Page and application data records
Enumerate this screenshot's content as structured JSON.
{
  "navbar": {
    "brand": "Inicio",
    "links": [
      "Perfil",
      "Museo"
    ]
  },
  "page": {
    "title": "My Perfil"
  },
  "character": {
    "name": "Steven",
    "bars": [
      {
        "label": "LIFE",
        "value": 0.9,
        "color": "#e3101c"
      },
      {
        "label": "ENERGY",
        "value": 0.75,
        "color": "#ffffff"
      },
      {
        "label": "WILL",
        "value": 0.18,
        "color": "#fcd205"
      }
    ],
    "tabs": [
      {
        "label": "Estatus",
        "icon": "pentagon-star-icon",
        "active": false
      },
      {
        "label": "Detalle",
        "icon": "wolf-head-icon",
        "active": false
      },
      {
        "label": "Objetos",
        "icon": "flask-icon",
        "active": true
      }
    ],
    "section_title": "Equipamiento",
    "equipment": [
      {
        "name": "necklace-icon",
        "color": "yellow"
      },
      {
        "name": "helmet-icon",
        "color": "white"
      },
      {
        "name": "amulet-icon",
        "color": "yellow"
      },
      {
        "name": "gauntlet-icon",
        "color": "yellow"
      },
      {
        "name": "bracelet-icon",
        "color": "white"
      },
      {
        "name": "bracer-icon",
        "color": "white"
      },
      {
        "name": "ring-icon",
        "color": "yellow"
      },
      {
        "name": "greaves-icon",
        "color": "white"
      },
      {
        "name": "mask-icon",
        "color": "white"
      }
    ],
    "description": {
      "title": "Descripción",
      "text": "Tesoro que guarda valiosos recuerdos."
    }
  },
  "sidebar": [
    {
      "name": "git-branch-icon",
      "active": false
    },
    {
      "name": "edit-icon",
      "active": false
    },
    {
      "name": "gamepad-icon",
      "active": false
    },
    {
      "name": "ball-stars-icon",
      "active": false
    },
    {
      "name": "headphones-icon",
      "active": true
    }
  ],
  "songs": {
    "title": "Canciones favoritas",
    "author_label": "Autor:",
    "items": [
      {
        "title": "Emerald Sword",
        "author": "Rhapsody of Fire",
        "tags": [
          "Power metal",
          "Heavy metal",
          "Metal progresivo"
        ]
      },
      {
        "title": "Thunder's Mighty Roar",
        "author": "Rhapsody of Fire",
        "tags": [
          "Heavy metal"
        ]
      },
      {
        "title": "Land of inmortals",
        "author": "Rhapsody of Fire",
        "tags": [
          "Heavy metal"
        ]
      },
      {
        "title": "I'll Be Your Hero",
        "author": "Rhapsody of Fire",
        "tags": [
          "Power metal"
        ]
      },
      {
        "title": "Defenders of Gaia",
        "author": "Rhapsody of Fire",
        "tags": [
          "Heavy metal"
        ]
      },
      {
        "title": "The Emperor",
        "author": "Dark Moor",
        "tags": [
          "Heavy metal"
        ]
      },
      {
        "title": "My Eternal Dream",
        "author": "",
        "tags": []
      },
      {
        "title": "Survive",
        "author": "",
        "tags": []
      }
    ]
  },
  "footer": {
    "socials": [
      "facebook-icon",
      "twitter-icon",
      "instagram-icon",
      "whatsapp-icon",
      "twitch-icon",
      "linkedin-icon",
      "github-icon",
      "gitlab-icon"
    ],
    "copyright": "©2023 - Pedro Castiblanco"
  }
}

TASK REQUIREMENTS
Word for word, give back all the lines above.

ANSWER
Enumerate this screenshot's content as structured JSON.
{
  "navbar": {
    "brand": "Inicio",
    "links": [
      "Perfil",
      "Museo"
    ]
  },
  "page": {
    "title": "My Perfil"
  },
  "character": {
    "name": "Steven",
    "bars": [
      {
        "label": "LIFE",
        "value": 0.9,
        "color": "#e3101c"
      },
      {
        "label": "ENERGY",
        "value": 0.75,
        "color": "#ffffff"
      },
      {
        "label": "WILL",
        "value": 0.18,
        "color": "#fcd205"
      }
    ],
    "tabs": [
      {
        "label": "Estatus",
        "icon": "pentagon-star-icon",
        "active": false
      },
      {
        "label": "Detalle",
        "icon": "wolf-head-icon",
        "active": false
      },
      {
        "label": "Objetos",
        "icon": "flask-icon",
        "active": true
      }
    ],
    "section_title": "Equipamiento",
    "equipment": [
      {
        "name": "necklace-icon",
        "color": "yellow"
      },
      {
        "name": "helmet-icon",
        "color": "white"
      },
      {
        "name": "amulet-icon",
        "color": "yellow"
      },
      {
        "name": "gauntlet-icon",
        "color": "yellow"
      },
      {
        "name": "bracelet-icon",
        "color": "white"
      },
      {
        "name": "bracer-icon",
        "color": "white"
      },
      {
        "name": "ring-icon",
        "color": "yellow"
      },
      {
        "name": "greaves-icon",
        "color": "white"
      },
      {
        "name": "mask-icon",
        "color": "white"
      }
    ],
    "description": {
      "title": "Descripción",
      "text": "Tesoro que guarda valiosos recuerdos."
    }
  },
  "sidebar": [
    {
      "name": "git-branch-icon",
      "active": false
    },
    {
      "name": "edit-icon",
      "active": false
    },
    {
      "name": "gamepad-icon",
      "active": false
    },
    {
      "name": "ball-stars-icon",
      "active": false
    },
    {
      "name": "headphones-icon",
      "active": true
    }
  ],
  "songs": {
    "title": "Canciones favoritas",
    "author_label": "Autor:",
    "items": [
      {
        "title": "Emerald Sword",
        "author": "Rhapsody of Fire",
        "tags": [
          "Power metal",
          "Heavy metal",
          "Metal progresivo"
        ]
      },
      {
        "title": "Thunder's Mighty Roar",
        "author": "Rhapsody of Fire",
        "tags": [
          "Heavy metal"
        ]
      },
      {
        "title": "Land of inmortals",
        "author": "Rhapsody of Fire",
        "tags": [
          "Heavy metal"
        ]
      },
      {
        "title": "I'll Be Your Hero",
        "author": "Rhapsody of Fire",
        "tags": [
          "Power metal"
        ]
      },
      {
        "title": "Defenders of Gaia",
        "author": "Rhapsody of Fire",
        "tags": [
          "Heavy metal"
        ]
      },
      {
        "title": "The Emperor",
        "author": "Dark Moor",
        "tags": [
          "Heavy metal"
        ]
      },
      {
        "title": "My Eternal Dream",
        "author": "",
        "tags": []
      },
      {
        "title": "Survive",
        "author": "",
        "tags": []
      }
    ]
  },
  "footer": {
    "socials": [
      "facebook-icon",
      "twitter-icon",
      "instagram-icon",
      "whatsapp-icon",
      "twitch-icon",
      "linkedin-icon",
      "github-icon",
      "gitlab-icon"
    ],
    "copyright": "©2023 - Pedro Castiblanco"
  }
}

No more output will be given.